Chestnut Nursery Volunteers
“The Nursery has given me my life back”
People who have experienced a mental health problem can work on a voluntary basis at the nursery, in a wide variety of roles, for as long as they wish and need. The aim is to provide a happy and relaxed friendly community and to assist people to move forward in all aspects of their lives, while feeling safe, needed, cared for and respected.
At their request, the nursery workers are called volunteers. This emphasises the fact that Chestnut is an independent charity, and not part of the mental health services. People attend on a voluntary basis, because they choose to do so.
Around 55 volunteers are on the nursery books at any one time, coming to us from many sources, including the Dorset & Hampshire NHS Trusts, and the local Employment Service and volunteer bureau. We also accept self referrals.
The majority of the volunteers work in a wide variety of horticultural tasks that are required to ensure the daily running of the nursery. Tasks vary from weeding, potting, taking cuttings and labelling, to construction work, stocktaking, working in the plant sales area or delivering plants to customers, and of course watering, particularly in the summer. Others make the tea and coffee and do domestic duties. The work is organised, supervised and allocated by the staff, and we are also assisted by a group of Friends of Chestnut Nursery.
This is not a job creation scheme, everybody’s work contributes to keeping the nursery going; everyone’s contribution, large or small, is useful and valued.
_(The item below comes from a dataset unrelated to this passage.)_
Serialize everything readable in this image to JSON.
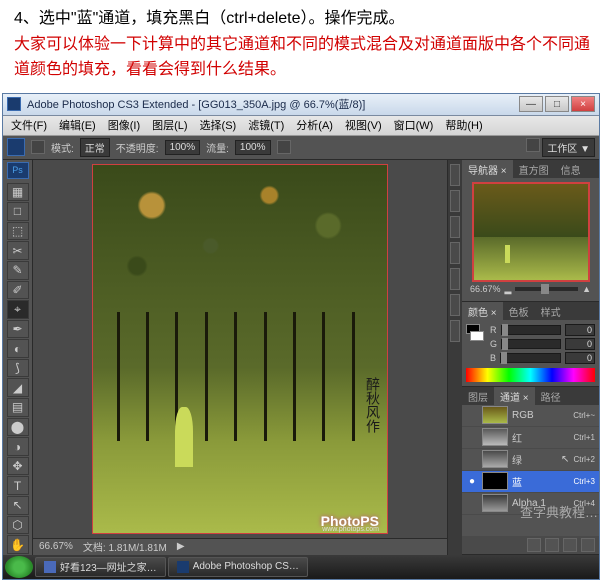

Volunteers are not paid, there is no competition, it’s OK to have a bad day and rewards come in other ways.
The volunteers come from an enormous variety of backgrounds, with many different skills and experiences, but they all share similar difficulties, problems and struggles, which is why they support each other so well.
They build up very close friendships by working together in groups. Alone they cannot cope, but together they are strong.
The work done by our volunteers becomes meaningful and important to them, building the routine and structure of everyday working life, but in a pressure-free environment.
Some people stay for many years, while others move on fairly quickly, some returning to work, others going to college or taking up other voluntary work.
Chestnut Nursery. How Horticulture Helps
Chestnut Nursery has a reputation of offering quality plants and advice. This working environment creates tailored opportunities for the volunteers, which incorporates the nurturing of the plants and provides an Eco-therapy based environment. Being outdoors, in the fresh air, helping to take care of living things and each other creates social support and a sense of doing something meaningful and valuable. Feeling that you are valued members of society, is something very precious and often vanishes within the throws of many mental health conditions.
The nursery was introduced to me through my support worker after being admitted twice to a mental health hospital. I, like many of the volunteers couldn’t cope with my life and the world around me. Medication helped me to a degree as did some talking therapies. But what really helped me was the non-judgemental, welcoming inclusiveness and empathic environment created by everyone at Chestnut. It provides a sense of belonging and safety in the ‘real world’ and gives the volunteers literally a lifeline. I have seen many, many people be helped in different ways at Chestnut.
Whether you’re a customer or volunteer, Chestnut Nursery is such a special place. Come visit us and see for yourself, you’ll be impressed. Purchasing our wonderful plants will help support the nursery in continuing to grow, helping many other people who are struggling with mental health conditions to be in a healing, sheltered work environment and to be themselves.